As film Director Hassan Kamoga prepares for his journey to Philadelphia, Ambrose from Kuchu Times caught up with him for a tell all.
Ambrose: We have learnt that OUTED will be screened at The International Film Festival, what does this mean to you as the director and the Ugandan LGBTI movement at large?
Hassan: One, I would like to rectify this, this is not my story, it is a story about gay people in Uganda who have been outed by our local tabloids; in fact I dedicated this film to people who have gone through media outings.
One of the major reasons why we made this film was because many people were being outed and ended up going through tough times as a result.
Many have lost jobs, some have been disowned by their families and others have been evicted by their landlords; I wanted to highlight all these problems to show the woes of an outed LGBTI person in Uganda.
Ambrose: Why did you focus on the issue of media outings not any other problem affecting this community?
Hassan: We did this because it is based on a true story; little was known about what happens to people after they have outed. This is someone who had never disclosed his sexuality and he was not even known to the gay community but he woke up one morning and his face was on the front page of a daily newspaper. In the end, the main character is killed like a common thief.
He was accused of stealing a boda boda (motor bike) but in true essence, this was just an excuse for the barbarity many gay people have to endure in this country.
Ambrose: OUTED has been nominated for various film festivals, what does this mean to the Ugandan LGBTI community?

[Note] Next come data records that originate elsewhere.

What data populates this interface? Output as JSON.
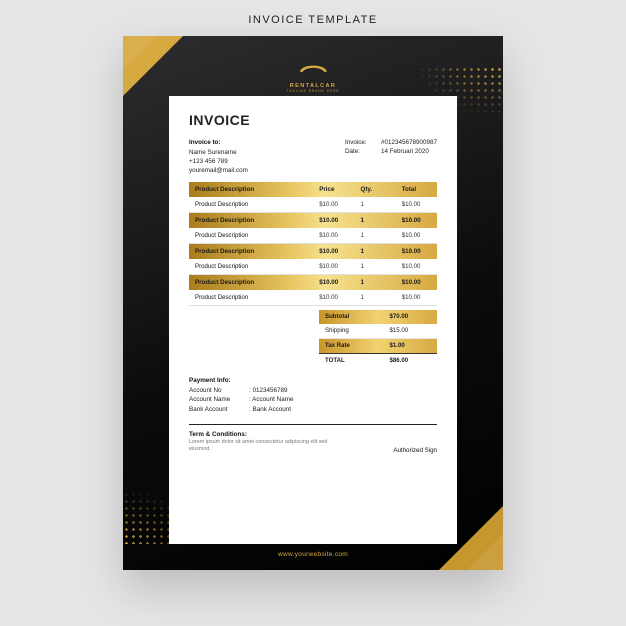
{
  "caption": "INVOICE TEMPLATE",
  "brand": {
    "name": "RENTALCAR",
    "tagline": "TAGLINE BRAND HERE"
  },
  "title": "INVOICE",
  "invoice_to": {
    "label": "Invoice to:",
    "name": "Name Surename",
    "phone": "+123 456 789",
    "email": "youremail@mail.com"
  },
  "meta": {
    "invoice_label": "Invoice:",
    "invoice_number": "#012345678900987",
    "date_label": "Date:",
    "date_value": "14 Februari 2020"
  },
  "columns": {
    "desc": "Product Description",
    "price": "Price",
    "qty": "Qty.",
    "total": "Total"
  },
  "items": [
    {
      "desc": "Product Description",
      "price": "$10.00",
      "qty": "1",
      "total": "$10.00"
    },
    {
      "desc": "Product Description",
      "price": "$10.00",
      "qty": "1",
      "total": "$10.00"
    },
    {
      "desc": "Product Description",
      "price": "$10.00",
      "qty": "1",
      "total": "$10.00"
    },
    {
      "desc": "Product Description",
      "price": "$10.00",
      "qty": "1",
      "total": "$10.00"
    },
    {
      "desc": "Product Description",
      "price": "$10.00",
      "qty": "1",
      "total": "$10.00"
    },
    {
      "desc": "Product Description",
      "price": "$10.00",
      "qty": "1",
      "total": "$10.00"
    },
    {
      "desc": "Product Description",
      "price": "$10.00",
      "qty": "1",
      "total": "$10.00"
    }
  ],
  "summary": {
    "subtotal_label": "Subtotal",
    "subtotal_value": "$70.00",
    "shipping_label": "Shipping",
    "shipping_value": "$15.00",
    "tax_label": "Tax Rate",
    "tax_value": "$1.00",
    "total_label": "TOTAL",
    "total_value": "$86.00"
  },
  "payment": {
    "label": "Payment Info:",
    "account_label": "Account No",
    "account_value": ": 0123456789",
    "name_label": "Account Name",
    "name_value": ": Account Name",
    "bank_label": "Bank Account",
    "bank_value": ": Bank Account"
  },
  "terms": {
    "label": "Term & Conditions:",
    "text": "Lorem ipsum dolor sit amet consectetur adipiscing elit sed eiusmod."
  },
  "authorized": "Authorized Sign",
  "website": "www.yourwebsite.com"
}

Hassan: OUTED is an eye opener because many of these local tabloids didn’t know that when they expose people’s identities with their poorly researched information, they put people’s lives at risk.
We had to find a way a way of educating the masses about all the problems associated with the unnecessarily media outings. We hope that it will compel the media to respect people and not put them in harms way.
Ambrose: What challenges did you encounter while filming OUTED?
Hassan: There were so many challenges but there is only one that stood out.
Before you make a film, you do research and then look for funds to put everything together but we didn’t have any money to work on this film. Our group of three (Ivan Mayombwe, Isaac Matovu and I) opted to use our own resources.
We approached one of our friends in the local film industry who had promised to give us shooting equipment. We paid a deposit for the equipment but a day before shooting started, he learnt that the movie was LGBTI based and cancelled our contract. He said he couldn’t risk ‘promoting’ gay issues. For me, I’d say that was the most heartbreaking part of the entire process of filming OUTED.
Ambrose: What message do you have for both the viewers of OUTED?
Hassan: I want people outside Uganda to know what is really happening here because as the US celebrates the supreme court ruling on same sex marriage, in Uganda LGBTI persons are still struggling and our voices still need to be heard. For example the anti-homosexuality law was annulled on procedural grounds but this does not mean that LGBTI people are safe, the situation is still fragile and society is still harsh towards us. The struggle still continues.